Barbara M. Barron
Stephen W. Sather
Barron & Newburger, P.C.
7320 N. Mopac Expwy., Suite 400
Austin, TX 78701
The goal of filing a proof of claim is to collect money. However, errors in submitting claims can prove costly. Six different problems to avoid are illustrated below.
Failure to Attach Supporting Documentation
Cases Prior to 2011
B-Line, LLC v. Wingerter (In re Wingerter), 594 F.3d 931 (6th Cir. 2010)
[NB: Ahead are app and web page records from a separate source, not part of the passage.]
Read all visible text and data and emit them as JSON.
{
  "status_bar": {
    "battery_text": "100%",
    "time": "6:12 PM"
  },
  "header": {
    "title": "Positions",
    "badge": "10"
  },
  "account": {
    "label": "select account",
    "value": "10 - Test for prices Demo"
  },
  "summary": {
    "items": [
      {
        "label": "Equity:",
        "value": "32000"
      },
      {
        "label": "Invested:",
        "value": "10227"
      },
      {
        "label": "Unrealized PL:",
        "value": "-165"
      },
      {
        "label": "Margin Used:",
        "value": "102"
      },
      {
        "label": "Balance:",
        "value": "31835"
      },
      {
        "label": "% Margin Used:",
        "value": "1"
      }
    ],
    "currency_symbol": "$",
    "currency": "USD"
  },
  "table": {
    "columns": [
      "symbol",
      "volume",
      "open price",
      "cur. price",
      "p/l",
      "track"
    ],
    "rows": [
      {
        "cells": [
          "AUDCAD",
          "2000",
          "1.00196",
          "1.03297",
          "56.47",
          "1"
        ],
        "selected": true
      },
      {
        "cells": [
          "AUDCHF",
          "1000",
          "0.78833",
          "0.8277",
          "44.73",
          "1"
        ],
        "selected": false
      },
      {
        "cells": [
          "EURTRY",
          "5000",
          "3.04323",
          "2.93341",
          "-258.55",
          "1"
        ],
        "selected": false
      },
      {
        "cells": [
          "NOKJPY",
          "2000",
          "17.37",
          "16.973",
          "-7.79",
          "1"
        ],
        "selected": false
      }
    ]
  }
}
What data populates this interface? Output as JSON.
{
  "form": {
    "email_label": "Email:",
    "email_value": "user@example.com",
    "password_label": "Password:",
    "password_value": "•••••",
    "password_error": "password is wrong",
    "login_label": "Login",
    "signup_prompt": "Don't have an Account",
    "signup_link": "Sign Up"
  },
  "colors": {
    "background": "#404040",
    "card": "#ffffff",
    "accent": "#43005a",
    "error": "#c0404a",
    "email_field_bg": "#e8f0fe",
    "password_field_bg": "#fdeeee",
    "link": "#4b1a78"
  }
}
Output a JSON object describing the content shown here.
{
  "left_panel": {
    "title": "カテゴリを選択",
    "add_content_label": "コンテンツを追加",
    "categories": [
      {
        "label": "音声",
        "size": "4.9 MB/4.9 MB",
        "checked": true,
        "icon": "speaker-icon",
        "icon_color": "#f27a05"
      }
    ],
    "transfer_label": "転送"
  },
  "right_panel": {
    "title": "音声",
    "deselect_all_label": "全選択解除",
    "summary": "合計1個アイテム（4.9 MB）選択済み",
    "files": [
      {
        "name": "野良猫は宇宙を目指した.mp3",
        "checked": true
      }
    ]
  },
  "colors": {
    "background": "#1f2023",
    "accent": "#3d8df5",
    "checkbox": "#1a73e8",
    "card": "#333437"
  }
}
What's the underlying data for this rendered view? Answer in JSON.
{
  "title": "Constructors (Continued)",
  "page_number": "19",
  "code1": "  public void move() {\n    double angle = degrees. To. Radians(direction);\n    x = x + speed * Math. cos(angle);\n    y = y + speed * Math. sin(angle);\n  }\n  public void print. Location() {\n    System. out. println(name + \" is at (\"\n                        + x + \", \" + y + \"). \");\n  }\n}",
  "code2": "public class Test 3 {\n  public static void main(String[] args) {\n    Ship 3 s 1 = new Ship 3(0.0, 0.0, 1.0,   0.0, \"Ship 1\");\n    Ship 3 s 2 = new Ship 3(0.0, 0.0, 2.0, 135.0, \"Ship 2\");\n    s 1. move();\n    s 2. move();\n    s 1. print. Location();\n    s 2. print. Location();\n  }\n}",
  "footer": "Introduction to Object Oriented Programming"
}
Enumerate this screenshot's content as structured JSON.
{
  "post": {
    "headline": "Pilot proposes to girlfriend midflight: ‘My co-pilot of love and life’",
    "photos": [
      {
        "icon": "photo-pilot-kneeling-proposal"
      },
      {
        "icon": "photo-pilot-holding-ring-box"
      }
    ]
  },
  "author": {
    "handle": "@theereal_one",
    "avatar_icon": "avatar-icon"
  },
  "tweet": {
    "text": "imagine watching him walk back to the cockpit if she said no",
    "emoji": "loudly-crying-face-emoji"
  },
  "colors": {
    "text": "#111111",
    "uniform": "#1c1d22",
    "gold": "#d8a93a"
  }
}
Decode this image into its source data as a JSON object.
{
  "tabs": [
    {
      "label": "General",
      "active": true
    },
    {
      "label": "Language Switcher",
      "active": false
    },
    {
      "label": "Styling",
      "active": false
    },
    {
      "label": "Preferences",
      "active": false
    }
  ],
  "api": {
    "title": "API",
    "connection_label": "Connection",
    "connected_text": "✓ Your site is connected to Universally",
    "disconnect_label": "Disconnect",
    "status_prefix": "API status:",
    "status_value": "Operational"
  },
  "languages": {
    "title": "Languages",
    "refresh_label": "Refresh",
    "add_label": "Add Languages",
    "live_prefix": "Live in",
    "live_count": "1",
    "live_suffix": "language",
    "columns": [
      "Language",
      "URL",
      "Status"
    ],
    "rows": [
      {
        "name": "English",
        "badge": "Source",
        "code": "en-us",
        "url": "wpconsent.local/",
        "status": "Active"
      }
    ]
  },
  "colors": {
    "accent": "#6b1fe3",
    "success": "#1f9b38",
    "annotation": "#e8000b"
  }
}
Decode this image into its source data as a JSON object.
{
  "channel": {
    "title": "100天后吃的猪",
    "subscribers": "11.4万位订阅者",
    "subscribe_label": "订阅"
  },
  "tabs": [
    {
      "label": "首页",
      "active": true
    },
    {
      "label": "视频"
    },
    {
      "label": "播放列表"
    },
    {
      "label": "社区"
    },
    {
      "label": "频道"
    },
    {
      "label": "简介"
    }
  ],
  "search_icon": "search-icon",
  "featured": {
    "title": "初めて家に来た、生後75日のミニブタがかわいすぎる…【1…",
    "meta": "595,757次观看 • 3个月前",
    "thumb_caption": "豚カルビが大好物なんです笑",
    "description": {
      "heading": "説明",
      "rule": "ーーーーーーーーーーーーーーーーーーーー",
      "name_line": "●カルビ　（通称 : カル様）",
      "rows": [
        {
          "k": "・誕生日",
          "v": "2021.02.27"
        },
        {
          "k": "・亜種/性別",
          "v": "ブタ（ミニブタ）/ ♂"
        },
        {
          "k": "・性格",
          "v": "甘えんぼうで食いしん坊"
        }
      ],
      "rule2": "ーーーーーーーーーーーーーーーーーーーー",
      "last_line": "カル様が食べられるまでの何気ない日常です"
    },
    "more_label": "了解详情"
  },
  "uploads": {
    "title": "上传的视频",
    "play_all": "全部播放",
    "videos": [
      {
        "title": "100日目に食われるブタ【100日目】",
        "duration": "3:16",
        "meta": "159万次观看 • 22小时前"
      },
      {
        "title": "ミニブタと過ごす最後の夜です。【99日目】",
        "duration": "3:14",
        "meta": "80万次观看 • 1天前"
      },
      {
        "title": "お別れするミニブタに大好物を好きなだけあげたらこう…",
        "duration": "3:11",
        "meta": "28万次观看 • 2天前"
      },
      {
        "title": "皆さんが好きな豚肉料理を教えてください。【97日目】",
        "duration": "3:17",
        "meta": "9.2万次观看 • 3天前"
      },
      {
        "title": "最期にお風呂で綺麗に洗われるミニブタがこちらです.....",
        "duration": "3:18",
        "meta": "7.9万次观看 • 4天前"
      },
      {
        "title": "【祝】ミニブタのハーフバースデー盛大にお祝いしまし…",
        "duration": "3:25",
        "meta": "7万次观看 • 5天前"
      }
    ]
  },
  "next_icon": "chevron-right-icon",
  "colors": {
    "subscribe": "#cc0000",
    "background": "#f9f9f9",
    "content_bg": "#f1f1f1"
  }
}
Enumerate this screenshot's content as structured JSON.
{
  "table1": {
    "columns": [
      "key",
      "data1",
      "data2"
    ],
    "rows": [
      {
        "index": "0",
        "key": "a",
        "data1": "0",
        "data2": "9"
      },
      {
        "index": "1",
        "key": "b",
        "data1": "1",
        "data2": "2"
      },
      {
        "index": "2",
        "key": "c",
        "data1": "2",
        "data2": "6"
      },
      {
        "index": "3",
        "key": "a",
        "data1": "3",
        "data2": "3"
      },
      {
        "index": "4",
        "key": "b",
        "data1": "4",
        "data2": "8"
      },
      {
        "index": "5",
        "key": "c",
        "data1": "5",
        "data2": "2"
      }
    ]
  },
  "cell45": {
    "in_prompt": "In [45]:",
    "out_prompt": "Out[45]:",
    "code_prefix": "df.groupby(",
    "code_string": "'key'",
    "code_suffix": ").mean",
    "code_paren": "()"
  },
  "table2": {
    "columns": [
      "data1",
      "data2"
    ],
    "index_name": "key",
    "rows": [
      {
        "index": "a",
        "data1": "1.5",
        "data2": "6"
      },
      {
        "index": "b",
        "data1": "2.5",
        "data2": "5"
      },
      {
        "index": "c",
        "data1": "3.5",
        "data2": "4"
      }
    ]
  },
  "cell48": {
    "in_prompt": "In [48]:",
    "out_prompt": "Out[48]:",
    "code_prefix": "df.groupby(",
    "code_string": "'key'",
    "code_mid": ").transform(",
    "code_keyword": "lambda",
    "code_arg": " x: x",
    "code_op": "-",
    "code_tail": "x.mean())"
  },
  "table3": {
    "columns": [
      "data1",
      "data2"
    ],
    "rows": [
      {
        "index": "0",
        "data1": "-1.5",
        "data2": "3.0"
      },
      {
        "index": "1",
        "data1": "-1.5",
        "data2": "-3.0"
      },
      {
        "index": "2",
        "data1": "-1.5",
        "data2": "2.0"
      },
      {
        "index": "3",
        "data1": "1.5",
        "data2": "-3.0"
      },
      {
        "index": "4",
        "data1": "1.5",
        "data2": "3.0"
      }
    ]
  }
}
Creditor filed a proof of claim without supporting documentation. The creditor withdrew the claim after the debtor objected. The Court then issued an order to show cause directing the creditor to explain its business practices and the handling of this specific claim. The Court found that B-Line violated Fed.R.Bankr.P. 9011 because it did not make a reasonable pre-filing inquiry that the claim was valid and supported by the evidence. However, because the creditor cooperated in response to the order to show cause, the Court did not assess sanctions. On appeal, the Court found that the controversy was not moot even though no monetary sanctions were assessed. The Court found that the creditor could appeal a non-monetary sanction to avoid injury to its reputation. The Court reversed the bankruptcy court’s sanctions order. It found that because the creditor obtained warranties from the entity from whom it purchased the debt as to its validity and had a track record of purchasing claims from this buyer that were not objected to 99.5% of the time, the creditor had done a reasonable pre-filing inquiry.